More information on the legislation.

House Education Committee Passes College Affordability Act

After three days of debate on nearly 50 amendments, the House education committee passed the College Affordability Act on a party line vote. As we discussed on the last edition of federal flash, the bill would increase funding for federal Pell Grants, offer free community college through a new federal-state partnership, strengthen accountability in higher education, and much more.

Democrats and Republicans see the bill very differently. Upon passing the legislation, Committee Chairman Bobby Scott said, “A quality, college degree remains the surest path to financial security and a rewarding career. Accordingly, we must fulfill the promise of making higher education affordable for all students.”

On the other hand, Virginia Foxx, the committee’s leading Republican, said that the bill advances “the same tired idea of throwing more money into the existing system and hoping that this time things will be different is the very definition of insanity. Government overreach and unnecessary intervention has contributed to a bloated postsecondary education sector at the expense of students.”

The legislation now heads to the House floor, where it is expected to pass by the end of the year.

The Good and Bad News on NAEP Scores

Last week, results were released for the National Assessment of Educational Progress, also known as the Nation’s Report Card. Results are in for reading and math for 4th and 8th grade students. The good news is that most racial/ethnic groups scored higher in both subjects and at both grades in 2019 compared to the early 1990s. The bad news is that, compared to 2017 – the most recent year for which we have test results – scores are either down or haven’t changed for nearly all groups of students. 31 states showed a decline in 8th grade reading between 2017 and 2019.

The most concerning finding may be that gaps are getting larger between high- and low-performing students. Broadly speaking, performance increased or stayed the same between 2003 and 2009 for students of color and low-income students, whether they were high performers or low performers. But between 2009 and 2019, performance has consistently declined amongst the lowest-performing students and gone up for higher-performing students. The chart below from the Nation’s Report Card summarizes this trend for 8th grade reading.

Learn more.

Troubling News from Latest ACT Scores

Also last week, ACT released its annual report on the Condition of College and Career Readiness. Among ACT test-takers, who made up over half of the graduating class of 2019, 37 percent met at least three of the four ACT College Readiness Benchmarks. One-third of tested graduates who took what ACT calls a minimum core academic curriculum met all four of ACT’s college-ready benchmarks, compared to only 16 percent of tested graduates who took a less rigorous course load.

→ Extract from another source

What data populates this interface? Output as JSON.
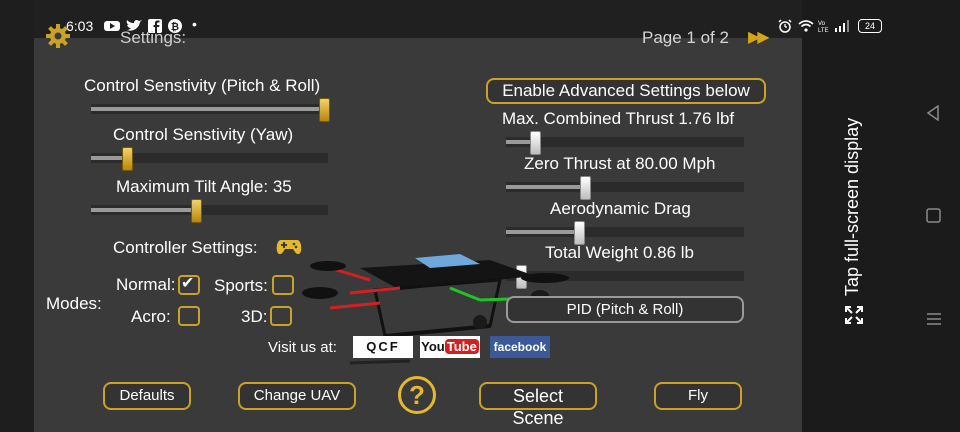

The ACT report highlights serious gaps in college readiness, as demonstrated in the chart below. 47 percent of White students met three or more college-ready benchmarks in 2019 compared to 23 percent of Hispanic students and 11 percent of Black students. Each of those percentages represents a decline from 2015.

Read the full report.

This blog post represents a slightly edited transcript of the November 6 episode of Federal Flash, All4Ed’s video series on important developments in education policy in Washington, DC. For an alert when the next episode of Federal Flash is available, email at